Chapel Talk - Reflection on el Dia de Los Muertos

November 05, 2015

During el Dia de los Muertos, the dead are also part of our community. They come to share and celebrate one more time with their loved ones.

My culture believes that we should honor and be thankful to the people that once took care of us, but who now rest in a better place.

I remember since I was I child, creating altars like this one in front of you all, to celebrate and remember people who were really close to me. It is a tradition in my family to create the altar with many colors like yellow, purple, green, orange, and others that symbolize happiness, love, and memories. These colors create in the altar a sense of joy and awareness, telling our dead relatives that we still care and remember them.

We start by putting a picture of our relative at the top of the altar, then we start adding the things he or she used to love - like the Mexican candy, a guitar, some drinks they used to enjoy, chips, some Mexican dishes, like tamales, pozole, enchiladas, quesadillas, and tacos, as well as sombreros. We also put flowers on the altar, which create a sense of love and care. You may have noticed that there are a lot of skulls on the altar. These skulls are placed to represent death as a natural part of life. They are made out of sugar, and are meant to be eaten after the celebration is over.

In our tradition, we love to remember the people who were very close to us. It’s a way to say thanks and to tell them that even though they’re not physically with us, they will always be in our hearts and in our minds.  

 - Jorge Romero Gomez ’16, November 4 and 5, 2015

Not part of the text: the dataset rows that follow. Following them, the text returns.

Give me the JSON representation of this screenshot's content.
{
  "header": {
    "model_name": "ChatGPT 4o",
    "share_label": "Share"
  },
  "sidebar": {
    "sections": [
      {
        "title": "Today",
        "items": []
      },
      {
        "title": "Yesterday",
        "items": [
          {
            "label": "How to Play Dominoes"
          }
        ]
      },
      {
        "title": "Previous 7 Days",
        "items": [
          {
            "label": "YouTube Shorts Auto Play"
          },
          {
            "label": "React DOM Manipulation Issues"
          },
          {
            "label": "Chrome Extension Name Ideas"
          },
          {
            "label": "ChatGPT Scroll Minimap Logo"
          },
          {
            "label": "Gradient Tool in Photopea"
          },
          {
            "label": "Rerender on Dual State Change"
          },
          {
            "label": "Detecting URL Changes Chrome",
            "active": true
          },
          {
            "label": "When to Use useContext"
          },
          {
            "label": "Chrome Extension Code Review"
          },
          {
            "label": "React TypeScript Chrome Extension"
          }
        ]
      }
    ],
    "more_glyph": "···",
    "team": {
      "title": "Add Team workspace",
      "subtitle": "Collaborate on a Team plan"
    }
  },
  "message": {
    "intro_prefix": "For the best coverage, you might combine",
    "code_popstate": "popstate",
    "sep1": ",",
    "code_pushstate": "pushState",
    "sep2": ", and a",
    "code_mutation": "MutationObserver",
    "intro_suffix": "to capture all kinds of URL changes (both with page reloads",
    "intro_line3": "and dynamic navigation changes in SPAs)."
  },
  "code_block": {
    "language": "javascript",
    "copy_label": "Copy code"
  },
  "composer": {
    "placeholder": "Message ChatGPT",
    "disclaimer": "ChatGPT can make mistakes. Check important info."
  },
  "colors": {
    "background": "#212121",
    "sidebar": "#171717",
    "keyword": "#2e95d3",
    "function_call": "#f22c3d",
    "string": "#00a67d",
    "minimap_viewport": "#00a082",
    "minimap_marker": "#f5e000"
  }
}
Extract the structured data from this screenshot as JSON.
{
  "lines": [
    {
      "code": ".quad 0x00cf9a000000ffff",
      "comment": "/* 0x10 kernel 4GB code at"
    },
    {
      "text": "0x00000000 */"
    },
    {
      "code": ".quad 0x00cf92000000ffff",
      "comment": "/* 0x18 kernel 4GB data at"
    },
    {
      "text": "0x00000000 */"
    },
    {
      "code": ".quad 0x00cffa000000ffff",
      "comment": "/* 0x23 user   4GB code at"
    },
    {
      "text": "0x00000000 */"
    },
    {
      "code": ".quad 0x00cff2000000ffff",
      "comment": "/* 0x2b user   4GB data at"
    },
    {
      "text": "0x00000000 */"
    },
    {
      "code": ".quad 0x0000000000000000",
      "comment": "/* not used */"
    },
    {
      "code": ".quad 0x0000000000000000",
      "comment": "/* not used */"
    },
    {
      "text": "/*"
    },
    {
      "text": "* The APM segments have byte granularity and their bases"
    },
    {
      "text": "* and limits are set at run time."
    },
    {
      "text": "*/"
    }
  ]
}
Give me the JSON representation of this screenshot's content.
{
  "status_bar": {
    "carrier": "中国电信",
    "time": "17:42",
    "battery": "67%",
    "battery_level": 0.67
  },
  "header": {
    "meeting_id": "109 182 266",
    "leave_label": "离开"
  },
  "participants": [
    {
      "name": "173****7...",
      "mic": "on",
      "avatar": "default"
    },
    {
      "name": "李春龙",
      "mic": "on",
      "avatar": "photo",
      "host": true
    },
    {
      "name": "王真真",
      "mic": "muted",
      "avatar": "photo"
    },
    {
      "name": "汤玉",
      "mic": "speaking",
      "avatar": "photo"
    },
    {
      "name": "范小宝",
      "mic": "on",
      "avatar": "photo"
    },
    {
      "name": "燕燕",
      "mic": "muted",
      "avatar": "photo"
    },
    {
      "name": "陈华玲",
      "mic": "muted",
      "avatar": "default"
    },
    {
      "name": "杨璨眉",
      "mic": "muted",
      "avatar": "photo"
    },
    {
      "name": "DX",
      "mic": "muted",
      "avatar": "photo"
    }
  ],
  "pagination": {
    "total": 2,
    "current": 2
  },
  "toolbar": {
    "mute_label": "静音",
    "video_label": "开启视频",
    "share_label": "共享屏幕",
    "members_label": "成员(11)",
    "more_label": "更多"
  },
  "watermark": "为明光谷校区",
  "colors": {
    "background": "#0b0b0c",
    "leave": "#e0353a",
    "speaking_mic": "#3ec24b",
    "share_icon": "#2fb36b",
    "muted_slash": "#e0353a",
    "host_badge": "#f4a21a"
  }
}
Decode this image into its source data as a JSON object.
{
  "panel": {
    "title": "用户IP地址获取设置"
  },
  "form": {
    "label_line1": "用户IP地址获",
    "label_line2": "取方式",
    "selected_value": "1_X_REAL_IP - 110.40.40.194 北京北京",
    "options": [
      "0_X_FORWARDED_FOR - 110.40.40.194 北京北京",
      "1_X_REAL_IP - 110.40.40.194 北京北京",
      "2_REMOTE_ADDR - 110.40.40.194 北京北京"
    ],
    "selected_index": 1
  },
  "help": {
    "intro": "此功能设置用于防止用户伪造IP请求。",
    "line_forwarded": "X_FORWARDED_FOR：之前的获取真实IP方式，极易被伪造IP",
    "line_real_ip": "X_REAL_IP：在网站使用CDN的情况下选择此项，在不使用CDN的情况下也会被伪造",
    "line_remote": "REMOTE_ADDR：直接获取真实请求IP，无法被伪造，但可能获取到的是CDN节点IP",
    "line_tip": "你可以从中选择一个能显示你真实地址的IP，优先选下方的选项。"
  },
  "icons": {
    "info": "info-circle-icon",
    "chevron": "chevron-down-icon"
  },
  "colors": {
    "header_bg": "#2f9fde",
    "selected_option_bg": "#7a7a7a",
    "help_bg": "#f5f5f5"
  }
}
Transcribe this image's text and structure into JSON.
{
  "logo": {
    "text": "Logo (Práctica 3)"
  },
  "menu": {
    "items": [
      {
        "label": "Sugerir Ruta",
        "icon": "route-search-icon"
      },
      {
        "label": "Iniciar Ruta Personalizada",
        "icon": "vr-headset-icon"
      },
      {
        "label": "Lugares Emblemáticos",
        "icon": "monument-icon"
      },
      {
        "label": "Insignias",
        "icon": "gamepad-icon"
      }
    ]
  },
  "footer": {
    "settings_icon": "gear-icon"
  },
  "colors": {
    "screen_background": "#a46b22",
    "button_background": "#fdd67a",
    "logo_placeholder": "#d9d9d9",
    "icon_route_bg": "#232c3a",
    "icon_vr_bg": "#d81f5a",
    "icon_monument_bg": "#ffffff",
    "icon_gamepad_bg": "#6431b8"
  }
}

  • News Image
    Jorge is standing on the right with his fellow students from Mexico and Fr. Colin Maltbie.